P I/II Intraventricular DepoCyt (OD # 06-2348) in Glioblastoma (76,730, 11/06)


Principal Investigator: BRUCE MICHAEL FRANKEL
Abstract: Despite significant improvements in diagnostic imaging and neurosurgical techniques, the current treatment modalities for high-grade gliomas are inadequate. As such, the median survival for most patients with GBM is on the order of months, even after cytoreductive surgery, radiation and chemotherapy. Fewer than 3% of GBM patients are still alive at 5 years after diagnosis. A rising incidence has been reported for GBM, and the survival rate for patients with GBM has not shown improvement in the last two decades. For this reason exploring novel therapies for the treatment of GBM is warranted. Neuro-oncology is currently in the midst of a paradigm shift in terms of the accepted understanding of the pathophysiology of gliomagenesis. Classic "dedifferentiation" hypotheses, modeling the cellular origin of gliomas after neoplastic transformation of differentiated glia, are currently being challenged by hypotheses suggesting dysregulated glial progenitor cells are responsible for gliomagenesis. Growing evidence exists that glial progenitor cells persisting in the adult mammalian brain, lining the lateral ventricles in the subventricular zone (SVZ) and dentate gyrus, play a role in gliomagenesis. Gliomas frequently occur in close proximity to the ventricular system and SVZ with high-grade lesions like GBM "spreading" to midline structures and crossing the corpus callosum to the contralateral hemisphere. Glial progenitor cells lining the lateral ventricles in the SVZ and dentate gyrus may be the source of "tumor" cells "spreading" to midline structures such as the corpus callosum as well as continuously replenishing the tumor bed resulting in local recurrences. The lack of significant clinical advances in treating GBM may be due to oversight of the SVZ component of this disease. The applicant hypothesizes that successful treatment of GBM will require suppression of the SVZ component in addition to the currently accepted modalities of hemispheric tumor resection followed by radiation and chemotherapy. This understanding of gliomagenesis has not yet been used clinically for the treatment of GBM. The applicant hypothesizes that the SVZ is the incubator for future recurrences of GBM and propose targeting SVZ progenitor cells with intraventricular liposomal encapsulated Ara-C (DepoCyt). Ara-C has been previously demonstrated to inhibit the proliferation and migration of SVZ precursor cells in adult animals. Two patients treated using this novel regimen have demonstrated significant responses warranting further study of this treatment in the Phase 1/2 clinical trial proposed. This has also been the basis for successful application and granting of Orphan-Drug designation for cytarabine (Ara-C) liposome injection (trade name: DepoCyt) for the treatment of gliomas.
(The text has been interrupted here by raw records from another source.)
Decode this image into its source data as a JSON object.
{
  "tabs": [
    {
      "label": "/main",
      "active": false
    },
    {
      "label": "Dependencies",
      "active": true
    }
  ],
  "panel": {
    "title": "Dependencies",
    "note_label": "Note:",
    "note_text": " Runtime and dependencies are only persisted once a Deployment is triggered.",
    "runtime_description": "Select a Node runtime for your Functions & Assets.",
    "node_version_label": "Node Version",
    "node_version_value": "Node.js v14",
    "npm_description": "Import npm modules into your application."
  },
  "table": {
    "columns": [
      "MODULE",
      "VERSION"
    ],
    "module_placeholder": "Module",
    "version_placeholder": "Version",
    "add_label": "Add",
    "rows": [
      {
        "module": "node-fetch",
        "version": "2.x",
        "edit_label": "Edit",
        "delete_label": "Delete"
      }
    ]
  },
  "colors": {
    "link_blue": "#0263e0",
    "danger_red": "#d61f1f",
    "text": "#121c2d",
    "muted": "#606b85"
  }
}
Funding Period: ----------------2009 - ---------------2012-
more information: NIH RePORT